The Member of Parliament (MP) for Manhyia South, Dr. Matthew Opoku Prempeh, has appealed to the Speaker to invite to the House, Bank of Ghana (BoG) and the Securities and Exchange Commission (SEC), over the intended sale of ADB shares to the public.

“Mr. Speaker, in your planning to bring adb, I think we should also allow the Securities and Exchange Commission and the Bank of Ghana to brief us why they are allowing adb to float its shares”, he noted in his submission on the floor of Parliament Friday.

His comment was in support to a concern raised by the MP for Afutu, Alexander Afenyo-Markins, who sought to inquire from the First Deputy Speaker of Parliament, Ebo Barton-Oduro, who was presiding over the affairs of the House why it has kept long to invite ADB for questioning over their intended sale of shares to the public.

The Attorney-General has, meanwhile, observed the bank does need a parliamentary approval for its Initial Public Offer (IPO) in which it is seeking to raise some GHc300million to recapitalize and revamp its operations, to make it very competitive.

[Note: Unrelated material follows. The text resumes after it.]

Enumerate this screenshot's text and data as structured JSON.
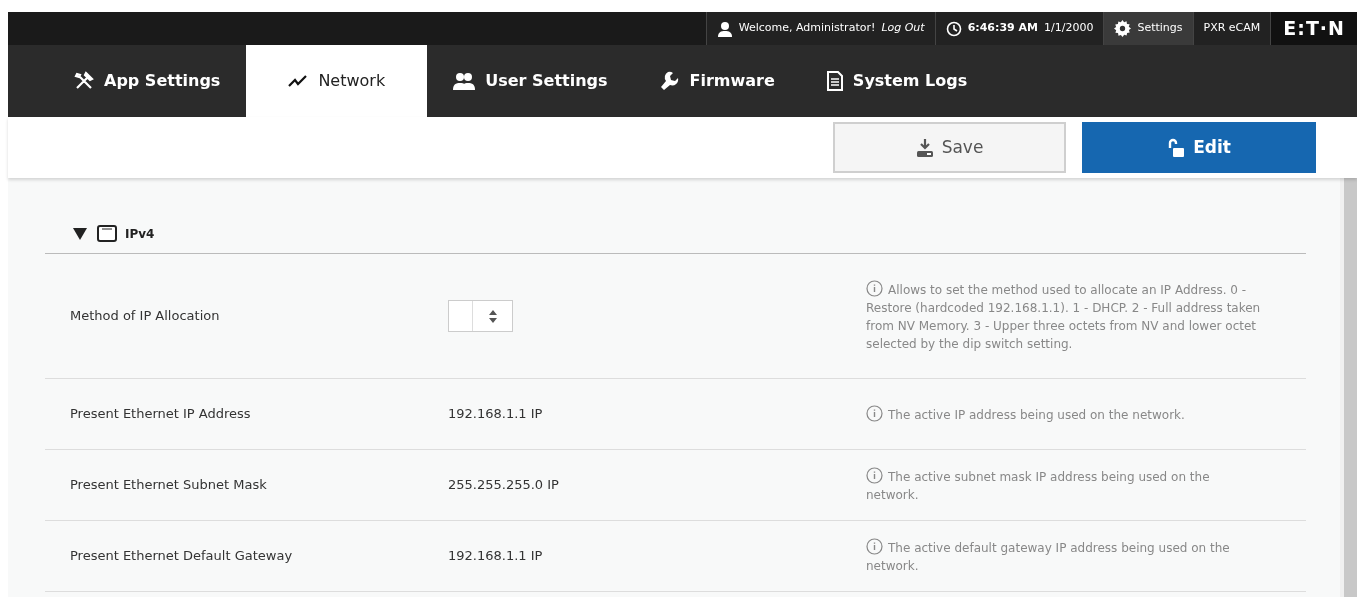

Parliament, has learnt, is in the process of inviting management of ADB Bank Ghana Limited for questioning over their IPO initiative. The move follows an objection raised by the Afutu legislator a fortnight ago as to why it was imperative for the bank to seek Parliamentary approval before floating its shares to the public.

While the bank has agreed to meet Parliament, a stakeholder, in their scheme of things, Dr. Matthew Opoku Prempeh thinks it would be better to also bring onboard the BoG, which is the regulator of the banking industry and the SEC, which is the apex regulatory body in the securities market.

The lawmaker believes that Parliament’s engagement with the BoG and SEC would enable members better appreciate all the issues surrounding the bank’s Initial Public Offer (IPO) initiative.

“ADB alone should not come and tell us their own story and just live it like that. The regulating agencies must be part of this engagement exercise”, he added.

By: Stephen Odoi-Larbi/